Material provided →
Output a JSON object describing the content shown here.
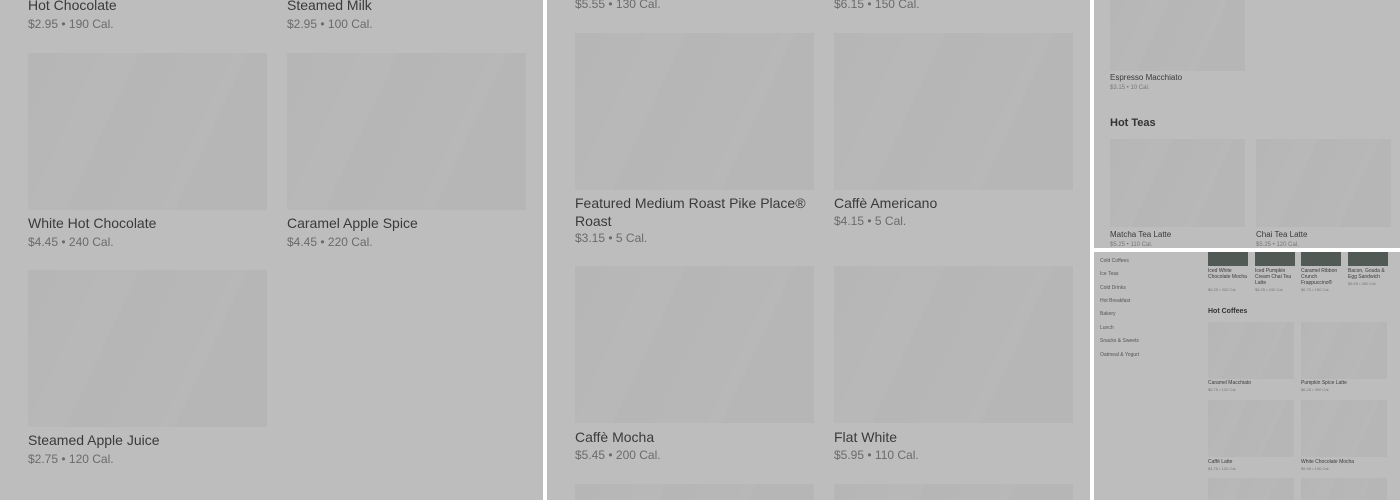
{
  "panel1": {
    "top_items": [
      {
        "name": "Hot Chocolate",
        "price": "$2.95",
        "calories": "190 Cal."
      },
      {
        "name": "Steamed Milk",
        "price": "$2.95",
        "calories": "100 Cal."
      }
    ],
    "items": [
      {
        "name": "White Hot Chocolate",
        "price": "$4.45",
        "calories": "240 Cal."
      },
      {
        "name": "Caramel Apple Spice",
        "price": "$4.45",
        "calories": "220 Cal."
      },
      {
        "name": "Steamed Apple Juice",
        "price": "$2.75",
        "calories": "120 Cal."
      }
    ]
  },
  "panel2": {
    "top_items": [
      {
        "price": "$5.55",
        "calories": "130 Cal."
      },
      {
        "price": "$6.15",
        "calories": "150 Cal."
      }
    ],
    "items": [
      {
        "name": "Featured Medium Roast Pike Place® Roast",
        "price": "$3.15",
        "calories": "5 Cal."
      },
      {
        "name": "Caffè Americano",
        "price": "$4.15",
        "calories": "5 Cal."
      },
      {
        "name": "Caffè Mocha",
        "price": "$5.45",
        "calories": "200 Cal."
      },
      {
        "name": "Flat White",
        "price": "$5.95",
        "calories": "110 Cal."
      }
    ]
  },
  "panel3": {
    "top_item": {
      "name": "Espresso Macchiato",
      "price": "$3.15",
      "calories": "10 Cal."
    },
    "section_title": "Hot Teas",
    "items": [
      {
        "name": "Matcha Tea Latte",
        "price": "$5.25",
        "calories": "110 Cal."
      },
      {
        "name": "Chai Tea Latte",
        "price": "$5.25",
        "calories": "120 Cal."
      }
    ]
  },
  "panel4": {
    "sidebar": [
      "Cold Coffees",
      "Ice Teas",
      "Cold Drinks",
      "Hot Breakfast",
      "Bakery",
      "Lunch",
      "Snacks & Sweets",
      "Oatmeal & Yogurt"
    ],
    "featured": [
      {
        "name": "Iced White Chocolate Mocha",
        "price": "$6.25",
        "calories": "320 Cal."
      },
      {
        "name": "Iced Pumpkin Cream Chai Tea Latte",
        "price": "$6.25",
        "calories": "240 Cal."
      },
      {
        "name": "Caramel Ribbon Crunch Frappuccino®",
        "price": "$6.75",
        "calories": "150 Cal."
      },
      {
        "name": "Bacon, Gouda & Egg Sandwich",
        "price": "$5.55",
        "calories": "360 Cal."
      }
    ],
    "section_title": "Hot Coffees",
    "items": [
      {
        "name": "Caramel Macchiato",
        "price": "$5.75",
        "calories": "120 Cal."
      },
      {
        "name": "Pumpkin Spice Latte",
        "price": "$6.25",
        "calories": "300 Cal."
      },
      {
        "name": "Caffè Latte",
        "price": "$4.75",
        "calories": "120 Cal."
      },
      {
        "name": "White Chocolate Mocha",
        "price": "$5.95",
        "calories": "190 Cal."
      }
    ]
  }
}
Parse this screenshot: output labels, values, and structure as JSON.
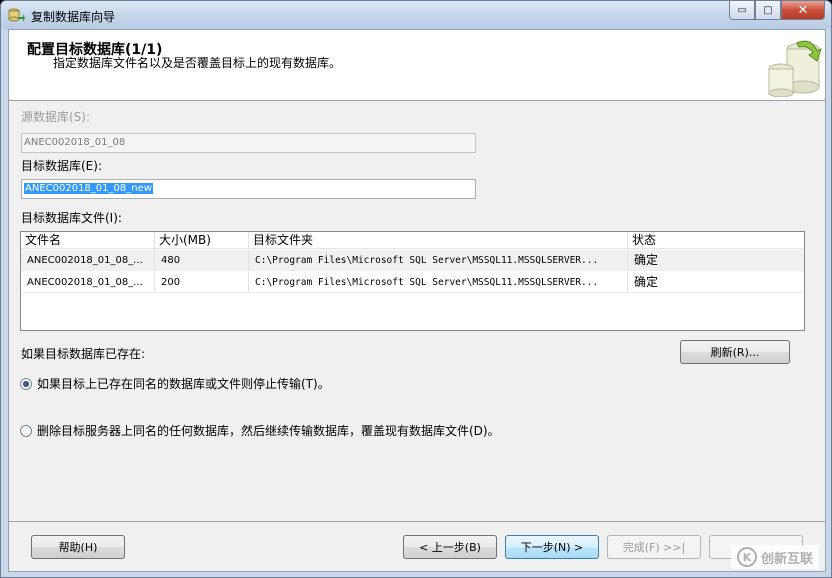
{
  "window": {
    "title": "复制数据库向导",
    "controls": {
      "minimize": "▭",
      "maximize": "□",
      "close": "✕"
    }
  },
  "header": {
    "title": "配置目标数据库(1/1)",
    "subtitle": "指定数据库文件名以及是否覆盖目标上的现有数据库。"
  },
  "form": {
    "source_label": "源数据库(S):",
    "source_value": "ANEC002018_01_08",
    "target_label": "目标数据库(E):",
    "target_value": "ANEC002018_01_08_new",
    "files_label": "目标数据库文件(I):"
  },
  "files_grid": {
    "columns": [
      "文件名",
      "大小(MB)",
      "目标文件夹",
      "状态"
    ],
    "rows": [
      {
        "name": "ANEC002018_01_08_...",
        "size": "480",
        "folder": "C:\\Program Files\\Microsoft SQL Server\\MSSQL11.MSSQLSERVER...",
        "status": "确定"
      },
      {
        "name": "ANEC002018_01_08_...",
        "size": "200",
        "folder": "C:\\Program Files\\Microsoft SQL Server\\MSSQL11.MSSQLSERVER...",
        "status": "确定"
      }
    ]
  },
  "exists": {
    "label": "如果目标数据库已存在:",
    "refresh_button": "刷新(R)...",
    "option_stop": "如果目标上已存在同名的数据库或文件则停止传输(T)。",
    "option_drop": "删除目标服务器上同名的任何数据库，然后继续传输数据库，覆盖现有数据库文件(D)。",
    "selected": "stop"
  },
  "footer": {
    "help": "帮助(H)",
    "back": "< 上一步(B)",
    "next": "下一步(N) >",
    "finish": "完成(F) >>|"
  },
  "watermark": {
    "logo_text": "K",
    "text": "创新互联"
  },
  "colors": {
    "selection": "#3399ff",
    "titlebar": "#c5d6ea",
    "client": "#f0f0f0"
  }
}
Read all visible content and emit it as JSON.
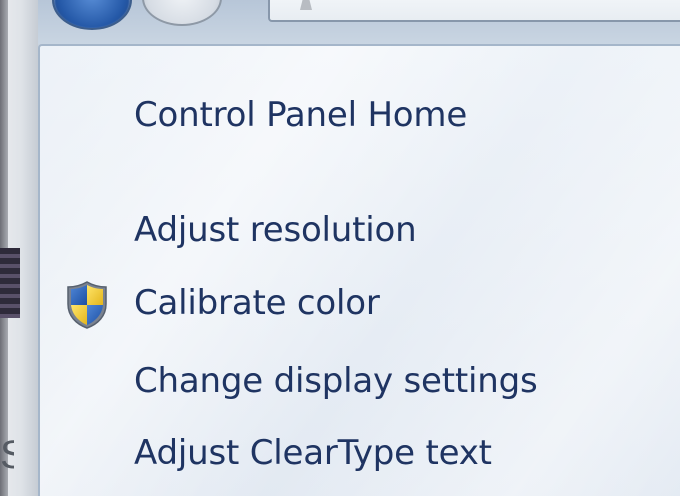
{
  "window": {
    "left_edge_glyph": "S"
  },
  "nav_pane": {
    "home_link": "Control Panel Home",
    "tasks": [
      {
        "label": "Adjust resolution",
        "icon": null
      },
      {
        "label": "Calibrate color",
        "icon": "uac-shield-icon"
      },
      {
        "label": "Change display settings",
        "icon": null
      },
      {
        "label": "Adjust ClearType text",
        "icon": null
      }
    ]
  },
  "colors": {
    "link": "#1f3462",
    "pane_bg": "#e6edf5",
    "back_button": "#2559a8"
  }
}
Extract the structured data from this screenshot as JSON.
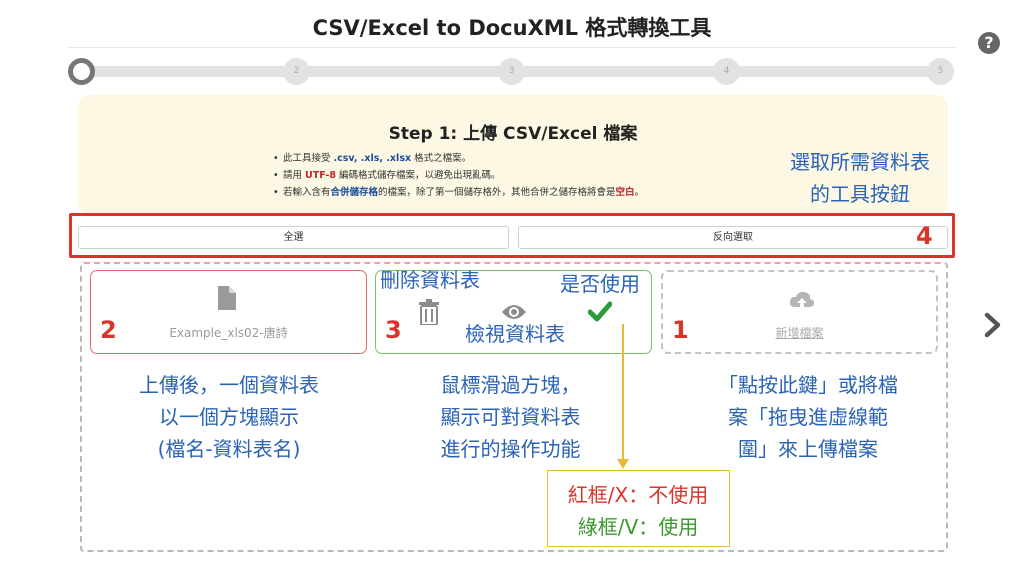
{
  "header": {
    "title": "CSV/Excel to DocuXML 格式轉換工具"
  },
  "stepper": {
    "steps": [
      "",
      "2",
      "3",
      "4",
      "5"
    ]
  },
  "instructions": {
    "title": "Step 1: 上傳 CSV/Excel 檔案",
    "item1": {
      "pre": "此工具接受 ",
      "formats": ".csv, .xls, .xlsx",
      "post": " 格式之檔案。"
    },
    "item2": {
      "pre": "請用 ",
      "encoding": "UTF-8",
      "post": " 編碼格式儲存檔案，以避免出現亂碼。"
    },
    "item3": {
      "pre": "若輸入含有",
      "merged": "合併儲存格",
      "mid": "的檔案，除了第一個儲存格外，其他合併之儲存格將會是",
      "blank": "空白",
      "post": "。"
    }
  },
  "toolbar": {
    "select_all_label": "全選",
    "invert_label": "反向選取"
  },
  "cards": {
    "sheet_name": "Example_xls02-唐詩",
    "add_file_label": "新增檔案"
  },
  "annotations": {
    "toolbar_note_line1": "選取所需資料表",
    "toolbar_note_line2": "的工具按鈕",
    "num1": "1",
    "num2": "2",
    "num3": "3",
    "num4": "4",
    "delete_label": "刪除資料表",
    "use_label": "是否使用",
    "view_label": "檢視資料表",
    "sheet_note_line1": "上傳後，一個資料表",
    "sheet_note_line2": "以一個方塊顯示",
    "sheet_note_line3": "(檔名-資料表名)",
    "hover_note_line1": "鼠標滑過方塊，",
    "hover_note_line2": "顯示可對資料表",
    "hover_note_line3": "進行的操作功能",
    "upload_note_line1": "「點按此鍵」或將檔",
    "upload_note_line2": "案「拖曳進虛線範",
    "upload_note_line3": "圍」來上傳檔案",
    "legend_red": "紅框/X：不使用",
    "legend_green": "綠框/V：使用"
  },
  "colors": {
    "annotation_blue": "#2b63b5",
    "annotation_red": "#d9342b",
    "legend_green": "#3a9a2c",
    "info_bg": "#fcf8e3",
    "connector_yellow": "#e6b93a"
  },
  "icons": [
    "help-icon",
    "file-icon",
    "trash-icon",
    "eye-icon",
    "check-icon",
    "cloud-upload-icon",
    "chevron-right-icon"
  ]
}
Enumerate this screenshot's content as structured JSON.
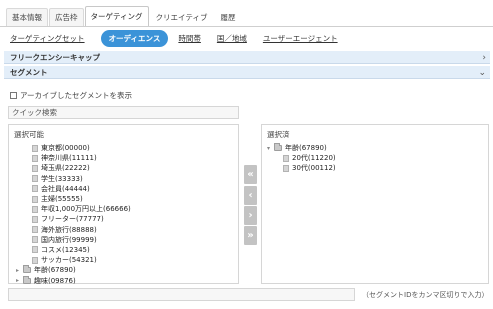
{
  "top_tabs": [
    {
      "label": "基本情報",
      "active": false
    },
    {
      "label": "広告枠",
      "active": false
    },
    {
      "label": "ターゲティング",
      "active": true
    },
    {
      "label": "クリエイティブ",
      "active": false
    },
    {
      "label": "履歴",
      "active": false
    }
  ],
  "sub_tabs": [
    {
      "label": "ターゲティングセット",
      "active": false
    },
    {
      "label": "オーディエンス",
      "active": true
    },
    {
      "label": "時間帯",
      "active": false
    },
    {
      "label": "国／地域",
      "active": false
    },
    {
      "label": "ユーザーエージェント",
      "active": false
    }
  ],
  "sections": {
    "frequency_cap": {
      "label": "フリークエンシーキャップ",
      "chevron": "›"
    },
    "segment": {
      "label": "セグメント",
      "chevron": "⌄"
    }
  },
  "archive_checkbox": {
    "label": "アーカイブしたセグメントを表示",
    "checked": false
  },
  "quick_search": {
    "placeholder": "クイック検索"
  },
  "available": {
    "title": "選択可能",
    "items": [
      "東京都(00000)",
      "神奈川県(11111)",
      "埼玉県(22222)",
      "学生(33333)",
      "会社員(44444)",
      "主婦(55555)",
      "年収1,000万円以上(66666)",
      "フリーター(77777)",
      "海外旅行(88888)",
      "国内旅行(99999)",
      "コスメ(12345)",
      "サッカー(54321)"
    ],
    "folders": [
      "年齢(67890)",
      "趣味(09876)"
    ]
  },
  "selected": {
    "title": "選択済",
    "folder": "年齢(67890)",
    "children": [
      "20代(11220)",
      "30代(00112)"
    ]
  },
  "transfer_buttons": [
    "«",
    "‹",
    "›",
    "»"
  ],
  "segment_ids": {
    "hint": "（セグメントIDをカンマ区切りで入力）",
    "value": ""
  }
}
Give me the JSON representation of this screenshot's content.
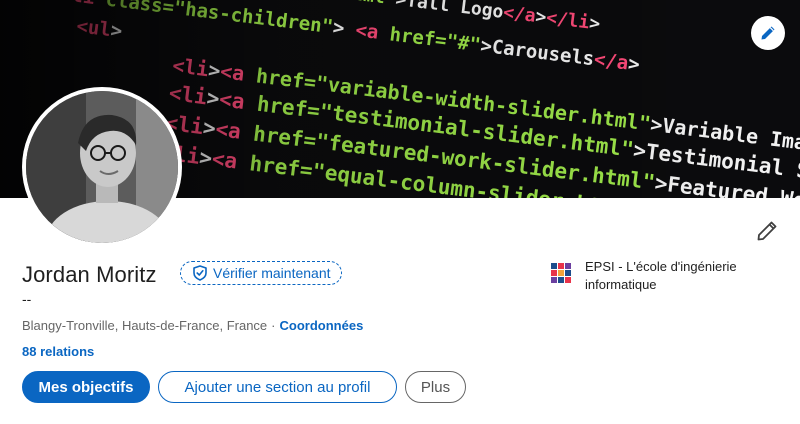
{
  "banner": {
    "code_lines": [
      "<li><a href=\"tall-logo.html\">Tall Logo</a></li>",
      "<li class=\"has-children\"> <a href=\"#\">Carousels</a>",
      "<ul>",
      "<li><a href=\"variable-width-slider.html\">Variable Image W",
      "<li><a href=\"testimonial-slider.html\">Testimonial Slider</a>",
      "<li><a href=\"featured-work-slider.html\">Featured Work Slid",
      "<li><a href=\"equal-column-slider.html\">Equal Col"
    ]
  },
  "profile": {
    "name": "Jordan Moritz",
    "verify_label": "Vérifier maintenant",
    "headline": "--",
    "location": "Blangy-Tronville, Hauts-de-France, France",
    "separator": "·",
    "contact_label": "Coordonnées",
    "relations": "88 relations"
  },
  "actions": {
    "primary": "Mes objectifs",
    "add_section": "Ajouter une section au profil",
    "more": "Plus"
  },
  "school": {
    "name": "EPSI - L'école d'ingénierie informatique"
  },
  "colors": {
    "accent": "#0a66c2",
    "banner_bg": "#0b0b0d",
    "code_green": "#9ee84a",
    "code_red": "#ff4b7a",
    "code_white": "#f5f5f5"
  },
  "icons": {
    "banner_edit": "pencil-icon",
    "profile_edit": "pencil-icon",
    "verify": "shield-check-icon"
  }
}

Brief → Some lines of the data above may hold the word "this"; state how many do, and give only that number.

Response to the exercise → 4